James Gould (Dec. 5, 1770 - May 11, 1838), jurist, born at Branford, Conn., where his great-grandfather, Dr. Richard Gould of North Taunton, Oakhampton, Devonshire, had settled about 1700, was the son of William Gould, a well-known physician of that town, by his second wife, Mary Foote, widow of Timothy Johnson. His early education was obtained in the common schools, under the heavy handicap of defective eyesight. Strenuous application, however, enabled him in 1787 to enter Yale College, where he graduated in 1791 with high honors. He then became a school-teacher in Wethersfield, Conn., and later in Baltimore, Md., but returned to Connecticut early in 1793 and entered the law office of Judge Chauncey at New Haven. In September of that year he accepted a position as tutor at Yale. In 1795 he resumed his legal studies, entering the law school which Tapping Reeve [q.v.] had established in 1784 at Litchfield. In 1798 he completed the course and was admitted to the bar. The same year the appointment of Reeve as a judge of the superior court of Connecticut rendered it necessary for him to seek assistance in the tutorial work and management of the law school, which he had hitherto conducted alone, and at his request Gould became his colleague, at the same time continuing to practice. For a number of years they remained thus associated, and when Reeve finally withdrew in 1820 Gould assumed sole charge. In politics a Federalist, he was in May 1816 appointed a judge of the superior court and court of errors. In 1818 a new constitution was framed which involved a complete change in the court system, and as a consequence he was retired from the bench in the following year. He did not resume active practice but devoted his energies henceforth to the affairs of the law school, continuing to lecture until growing physical infirmity compelled him to close the school in 1833. -- H. W. Howard Knott
Citation:"James Gould."Dictionary of American Biography Base Set. American Council of Learned Societies, 1928-1936.
Found in 4 Collections and/or Records:

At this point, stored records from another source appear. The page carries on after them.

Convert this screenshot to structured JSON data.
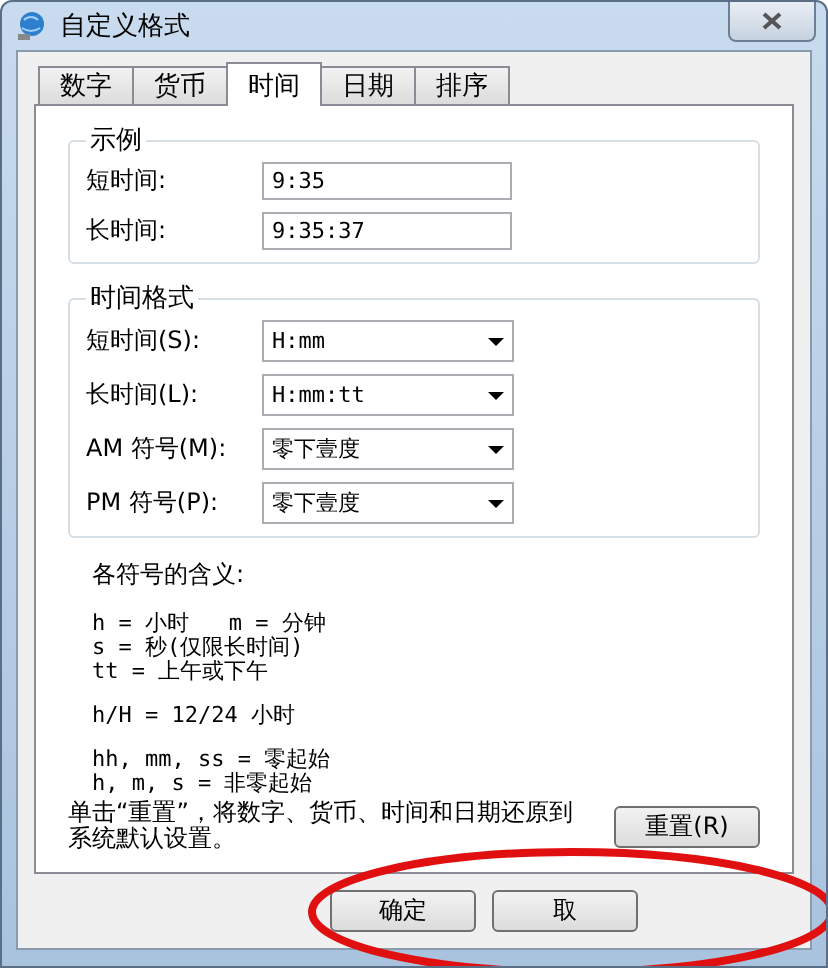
{
  "window": {
    "title": "自定义格式"
  },
  "tabs": [
    {
      "label": "数字",
      "selected": false
    },
    {
      "label": "货币",
      "selected": false
    },
    {
      "label": "时间",
      "selected": true
    },
    {
      "label": "日期",
      "selected": false
    },
    {
      "label": "排序",
      "selected": false
    }
  ],
  "example": {
    "title": "示例",
    "fields": [
      {
        "label": "短时间:",
        "value": "9:35"
      },
      {
        "label": "长时间:",
        "value": "9:35:37"
      }
    ]
  },
  "formats": {
    "title": "时间格式",
    "fields": [
      {
        "label": "短时间(S):",
        "value": "H:mm"
      },
      {
        "label": "长时间(L):",
        "value": "H:mm:tt"
      },
      {
        "label": "AM 符号(M):",
        "value": "零下壹度"
      },
      {
        "label": "PM 符号(P):",
        "value": "零下壹度"
      }
    ]
  },
  "legend": {
    "title": "各符号的含义:",
    "blocks": [
      [
        "h = 小时   m = 分钟",
        "s = 秒(仅限长时间)",
        "tt = 上午或下午"
      ],
      [
        "h/H = 12/24 小时"
      ],
      [
        "hh, mm, ss = 零起始",
        "h, m, s = 非零起始"
      ]
    ]
  },
  "reset": {
    "note": "单击“重置”，将数字、货币、时间和日期还原到系统默认设置。",
    "button": "重置(R)"
  },
  "buttons": [
    "确定",
    "取"
  ]
}
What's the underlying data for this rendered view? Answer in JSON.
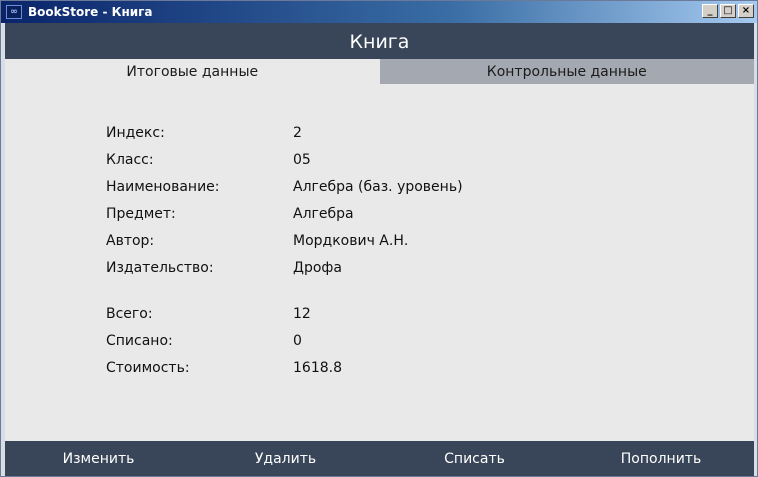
{
  "window": {
    "title": "BookStore - Книга",
    "icon": "app-logo-icon",
    "controls": {
      "minimize": "_",
      "maximize": "□",
      "close": "×"
    }
  },
  "header": {
    "title": "Книга"
  },
  "tabs": [
    {
      "label": "Итоговые данные",
      "active": true
    },
    {
      "label": "Контрольные данные",
      "active": false
    }
  ],
  "fields": [
    {
      "label": "Индекс:",
      "value": "2"
    },
    {
      "label": "Класс:",
      "value": "05"
    },
    {
      "label": "Наименование:",
      "value": "Алгебра (баз. уровень)"
    },
    {
      "label": "Предмет:",
      "value": "Алгебра"
    },
    {
      "label": "Автор:",
      "value": "Мордкович А.Н."
    },
    {
      "label": "Издательство:",
      "value": "Дрофа"
    }
  ],
  "totals": [
    {
      "label": "Всего:",
      "value": "12"
    },
    {
      "label": "Списано:",
      "value": "0"
    },
    {
      "label": "Стоимость:",
      "value": "1618.8"
    }
  ],
  "footer": {
    "buttons": [
      "Изменить",
      "Удалить",
      "Списать",
      "Пополнить"
    ]
  },
  "colors": {
    "header_bg": "#394558",
    "tab_inactive_bg": "#a4a8b0",
    "content_bg": "#e9e9e9"
  }
}
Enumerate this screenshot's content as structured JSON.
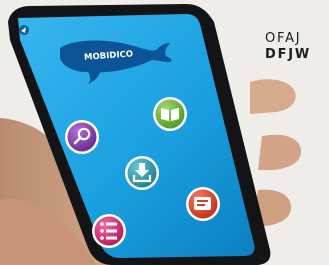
{
  "app": {
    "name": "MOBIDICO"
  },
  "logo": {
    "line_1": "OFAJ",
    "line_2": "DFJW"
  },
  "icons": [
    "search-icon",
    "book-icon",
    "download-icon",
    "list-icon",
    "message-icon"
  ],
  "colors": {
    "screen_blue": "#1aa0e0",
    "search_button": "#7c3ba0",
    "book_button": "#6db33f",
    "download_button": "#2a9bb0",
    "list_button": "#d8307a",
    "message_button": "#e2452e"
  }
}
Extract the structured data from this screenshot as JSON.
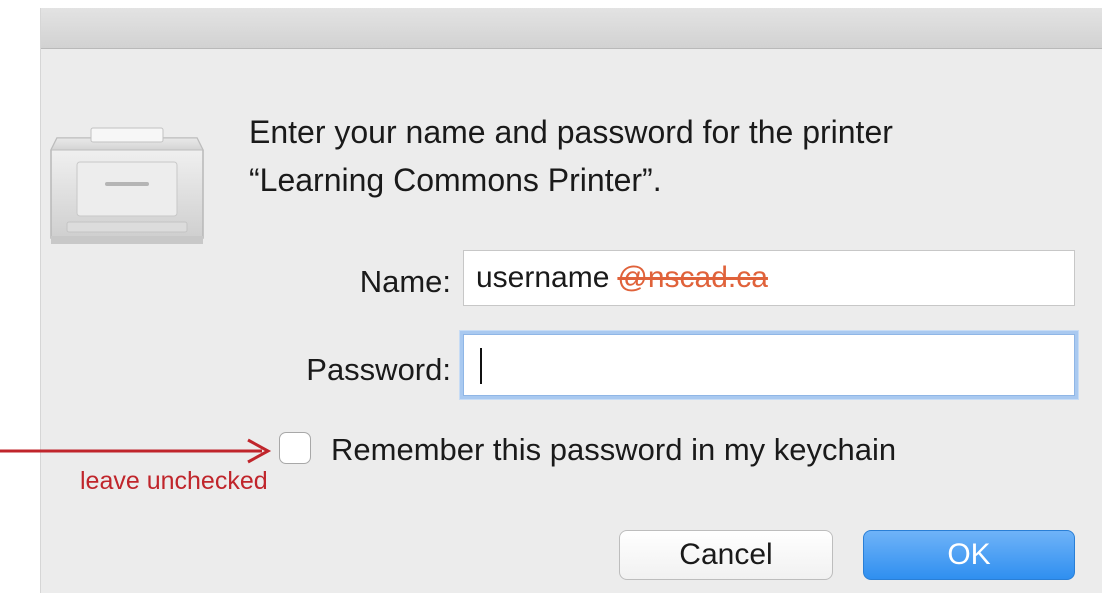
{
  "dialog": {
    "message_line1": "Enter your name and password for the printer",
    "message_line2": "“Learning Commons Printer”."
  },
  "form": {
    "name_label": "Name:",
    "name_value": "username",
    "name_domain_struck": "@nscad.ca",
    "password_label": "Password:",
    "password_value": "",
    "remember_label": "Remember this password in my keychain",
    "remember_checked": false
  },
  "buttons": {
    "cancel_label": "Cancel",
    "ok_label": "OK"
  },
  "annotation": {
    "text": "leave unchecked",
    "color": "#c0252b"
  },
  "icons": {
    "printer": "printer-icon",
    "arrow": "arrow-right-icon"
  },
  "colors": {
    "accent": "#2f8ff0",
    "struck_text": "#e0623a",
    "focus_ring": "#a9c9f0"
  }
}
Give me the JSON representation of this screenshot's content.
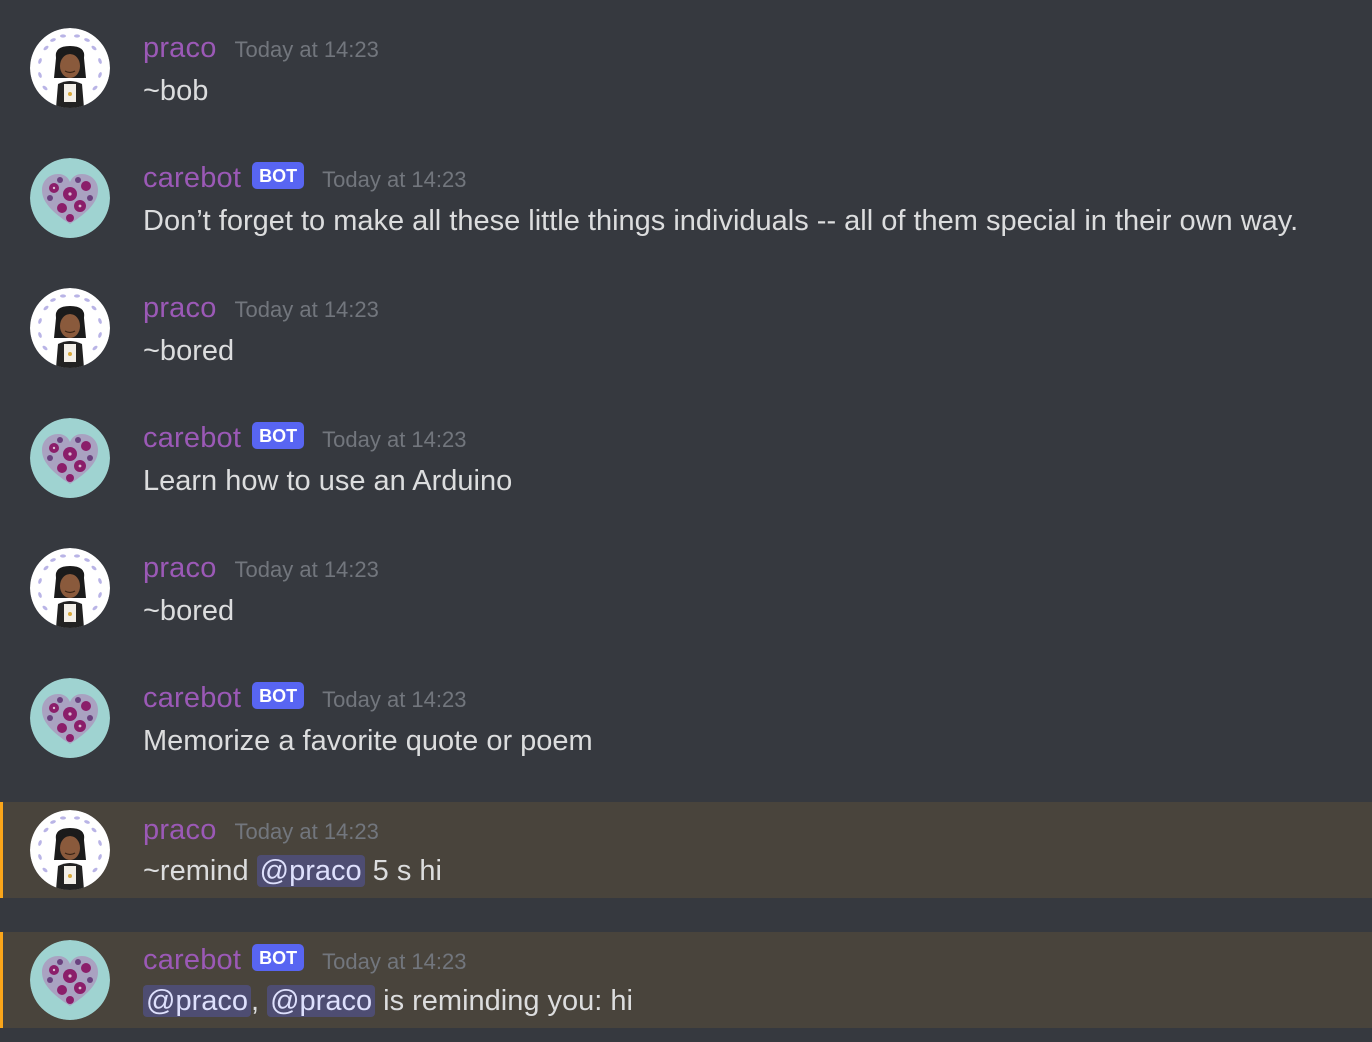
{
  "messages": [
    {
      "user": "praco",
      "is_bot": false,
      "timestamp": "Today at 14:23",
      "text": "~bob"
    },
    {
      "user": "carebot",
      "is_bot": true,
      "bot_tag": "BOT",
      "timestamp": "Today at 14:23",
      "text": "Don’t forget to make all these little things individuals -- all of them special in their own way."
    },
    {
      "user": "praco",
      "is_bot": false,
      "timestamp": "Today at 14:23",
      "text": "~bored"
    },
    {
      "user": "carebot",
      "is_bot": true,
      "bot_tag": "BOT",
      "timestamp": "Today at 14:23",
      "text": "Learn how to use an Arduino"
    },
    {
      "user": "praco",
      "is_bot": false,
      "timestamp": "Today at 14:23",
      "text": "~bored"
    },
    {
      "user": "carebot",
      "is_bot": true,
      "bot_tag": "BOT",
      "timestamp": "Today at 14:23",
      "text": "Memorize a favorite quote or poem"
    },
    {
      "user": "praco",
      "is_bot": false,
      "timestamp": "Today at 14:23",
      "text_before": "~remind ",
      "mention": "@praco",
      "text_after": " 5 s hi"
    },
    {
      "user": "carebot",
      "is_bot": true,
      "bot_tag": "BOT",
      "timestamp": "Today at 14:23",
      "mention1": "@praco",
      "sep": ", ",
      "mention2": "@praco",
      "text_after": " is reminding you: hi"
    }
  ],
  "colors": {
    "background": "#36393f",
    "username": "#9b59b6",
    "bot_tag": "#5865f2",
    "timestamp": "#72767d",
    "text": "#dcddde",
    "mention_highlight": "#49443c",
    "mention_bar": "#faa61a"
  },
  "icons": {
    "praco_avatar": "user-avatar-icon",
    "carebot_avatar": "heart-flowers-avatar-icon"
  }
}
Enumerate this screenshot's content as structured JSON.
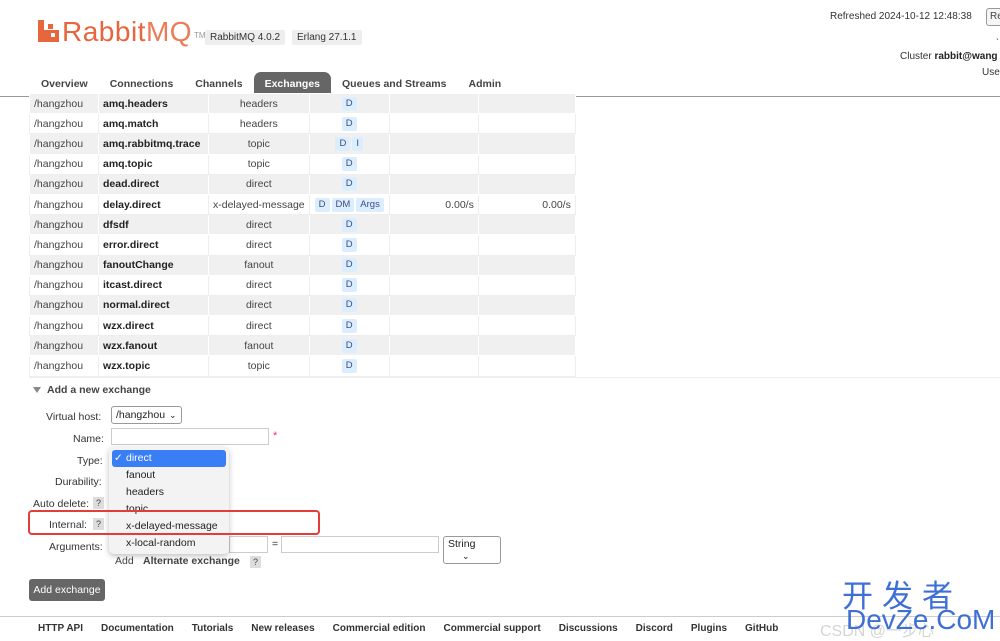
{
  "header": {
    "logo_text_rabbit": "Rabbit",
    "logo_text_mq": "MQ",
    "logo_tm": "TM",
    "version_rabbitmq": "RabbitMQ 4.0.2",
    "version_erlang": "Erlang 27.1.1",
    "refreshed": "Refreshed 2024-10-12 12:48:38",
    "refresh_button": "Re",
    "stray_char": "ˎ",
    "cluster_label": "Cluster ",
    "cluster_name": "rabbit@wang",
    "user_label": "Use"
  },
  "tabs": [
    "Overview",
    "Connections",
    "Channels",
    "Exchanges",
    "Queues and Streams",
    "Admin"
  ],
  "active_tab": "Exchanges",
  "exchanges": [
    {
      "vhost": "/hangzhou",
      "name": "amq.headers",
      "type": "headers",
      "features": [
        "D"
      ],
      "rate_in": "",
      "rate_out": ""
    },
    {
      "vhost": "/hangzhou",
      "name": "amq.match",
      "type": "headers",
      "features": [
        "D"
      ],
      "rate_in": "",
      "rate_out": ""
    },
    {
      "vhost": "/hangzhou",
      "name": "amq.rabbitmq.trace",
      "type": "topic",
      "features": [
        "D",
        "I"
      ],
      "rate_in": "",
      "rate_out": ""
    },
    {
      "vhost": "/hangzhou",
      "name": "amq.topic",
      "type": "topic",
      "features": [
        "D"
      ],
      "rate_in": "",
      "rate_out": ""
    },
    {
      "vhost": "/hangzhou",
      "name": "dead.direct",
      "type": "direct",
      "features": [
        "D"
      ],
      "rate_in": "",
      "rate_out": ""
    },
    {
      "vhost": "/hangzhou",
      "name": "delay.direct",
      "type": "x-delayed-message",
      "features": [
        "D",
        "DM",
        "Args"
      ],
      "rate_in": "0.00/s",
      "rate_out": "0.00/s"
    },
    {
      "vhost": "/hangzhou",
      "name": "dfsdf",
      "type": "direct",
      "features": [
        "D"
      ],
      "rate_in": "",
      "rate_out": ""
    },
    {
      "vhost": "/hangzhou",
      "name": "error.direct",
      "type": "direct",
      "features": [
        "D"
      ],
      "rate_in": "",
      "rate_out": ""
    },
    {
      "vhost": "/hangzhou",
      "name": "fanoutChange",
      "type": "fanout",
      "features": [
        "D"
      ],
      "rate_in": "",
      "rate_out": ""
    },
    {
      "vhost": "/hangzhou",
      "name": "itcast.direct",
      "type": "direct",
      "features": [
        "D"
      ],
      "rate_in": "",
      "rate_out": ""
    },
    {
      "vhost": "/hangzhou",
      "name": "normal.direct",
      "type": "direct",
      "features": [
        "D"
      ],
      "rate_in": "",
      "rate_out": ""
    },
    {
      "vhost": "/hangzhou",
      "name": "wzx.direct",
      "type": "direct",
      "features": [
        "D"
      ],
      "rate_in": "",
      "rate_out": ""
    },
    {
      "vhost": "/hangzhou",
      "name": "wzx.fanout",
      "type": "fanout",
      "features": [
        "D"
      ],
      "rate_in": "",
      "rate_out": ""
    },
    {
      "vhost": "/hangzhou",
      "name": "wzx.topic",
      "type": "topic",
      "features": [
        "D"
      ],
      "rate_in": "",
      "rate_out": ""
    }
  ],
  "add_exchange": {
    "section_title": "Add a new exchange",
    "virtual_host_label": "Virtual host:",
    "virtual_host_value": "/hangzhou",
    "name_label": "Name:",
    "name_value": "",
    "required_mark": "*",
    "type_label": "Type:",
    "durability_label": "Durability:",
    "auto_delete_label": "Auto delete:",
    "internal_label": "Internal:",
    "arguments_label": "Arguments:",
    "help_mark": "?",
    "equals": "=",
    "arg_type_value": "String",
    "add_link": "Add",
    "alternate_exchange": "Alternate exchange",
    "add_button": "Add exchange",
    "type_options": [
      "direct",
      "fanout",
      "headers",
      "topic",
      "x-delayed-message",
      "x-local-random"
    ],
    "type_selected": "direct",
    "check_mark": "✓"
  },
  "footer": [
    "HTTP API",
    "Documentation",
    "Tutorials",
    "New releases",
    "Commercial edition",
    "Commercial support",
    "Discussions",
    "Discord",
    "Plugins",
    "GitHub"
  ],
  "watermark": {
    "csdn": "CSDN @一步心",
    "cn": "开发者",
    "en": "DevZe.CoM"
  }
}
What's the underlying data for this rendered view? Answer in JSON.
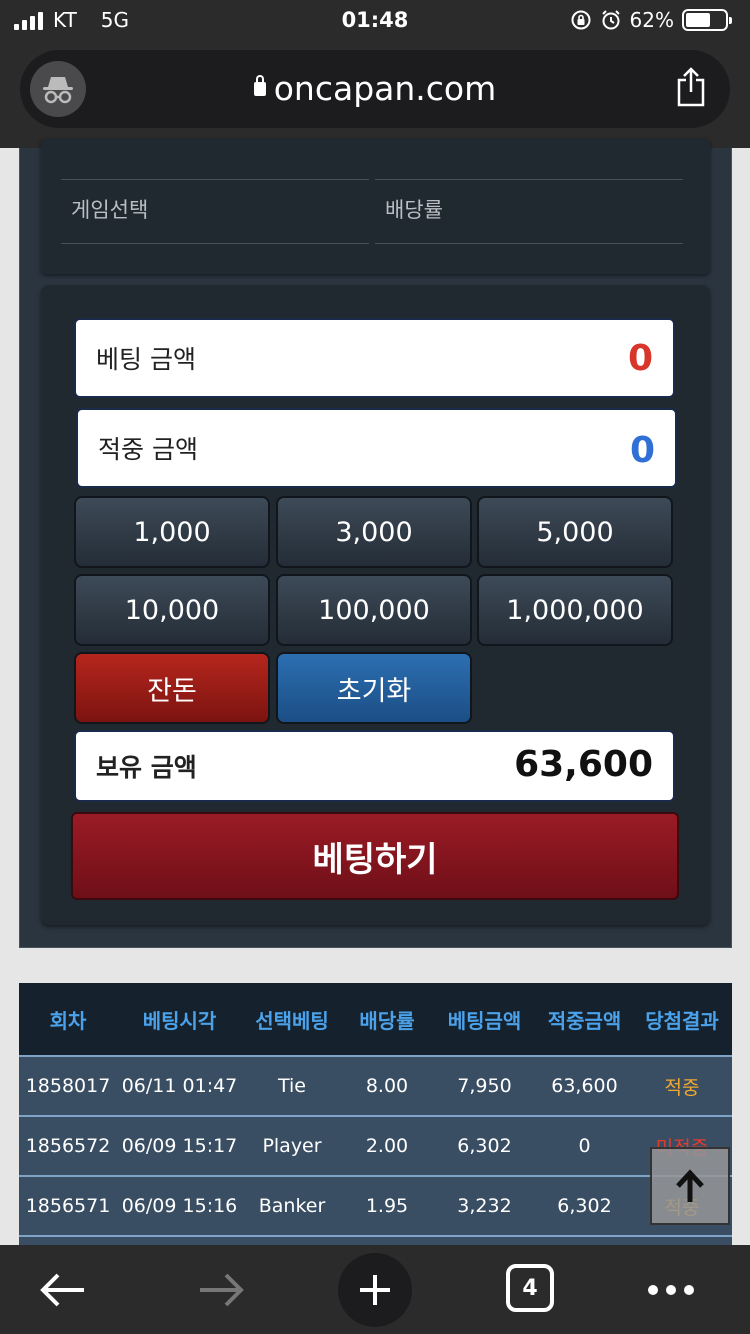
{
  "status": {
    "carrier": "KT",
    "network": "5G",
    "time": "01:48",
    "battery": "62%"
  },
  "browser": {
    "url": "oncapan.com",
    "tab_count": "4"
  },
  "info": {
    "row_game": "게임선택",
    "row_odds": "배당률"
  },
  "bet": {
    "bet_amount_label": "베팅 금액",
    "bet_amount_value": "0",
    "win_amount_label": "적중 금액",
    "win_amount_value": "0",
    "chips": [
      "1,000",
      "3,000",
      "5,000",
      "10,000",
      "100,000",
      "1,000,000"
    ],
    "balance_btn": "잔돈",
    "reset_btn": "초기화",
    "held_label": "보유 금액",
    "held_value": "63,600",
    "submit": "베팅하기"
  },
  "table": {
    "headers": [
      "회차",
      "베팅시각",
      "선택베팅",
      "배당률",
      "베팅금액",
      "적중금액",
      "당첨결과"
    ],
    "rows": [
      [
        "1858017",
        "06/11 01:47",
        "Tie",
        "8.00",
        "7,950",
        "63,600",
        "적중"
      ],
      [
        "1856572",
        "06/09 15:17",
        "Player",
        "2.00",
        "6,302",
        "0",
        "미적중"
      ],
      [
        "1856571",
        "06/09 15:16",
        "Banker",
        "1.95",
        "3,232",
        "6,302",
        "적중"
      ]
    ]
  },
  "colors": {
    "bet_value": "#d9362b",
    "win_value": "#2f6fd6",
    "header_text": "#4ba2ea"
  }
}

"Litchfield Hill" from Harper's New Monthly Magazine
"Litchfield Hill," is an article from Harper's New Monthly Magazine, 2013-112-0, about the town of Litchfield during the Revolutionary War and some of its most famous residents from the later 18th and early 19th centuries: Tapping Reeve, Sarah Pierce, Oliver Wolcott, James Gould, and Benjamin Tallmadge.
Litchfield Law School collection
This collection includes materials pertaining to Tapping Reeve, James Gould, the Litchfield Law School, and alumni of the school. It was assembled by the Historical Society over a period of years. Many of the law books used by Reeve and his students are also held by the Society and can be found through the book catalog. The Society's institutional records document the history of the Tapping Reeve House and Litchfield Law School building.
John Marshall letter to James Gould
Lyman Beecher Stowe speech
Speech delivered by Lyman Beecher Stowe at the celebration of Litchfield's bicenennial. He remarked on his ancestors and their connection to Litchfield and his appreciation of some of the memorable citizens of Litchfield, including Sarah Pierce, Charles Loring Brace, Oliver Wolcott, Benjamin Tallmadge, Tapping Reeve, James Gould, and John Pierpont.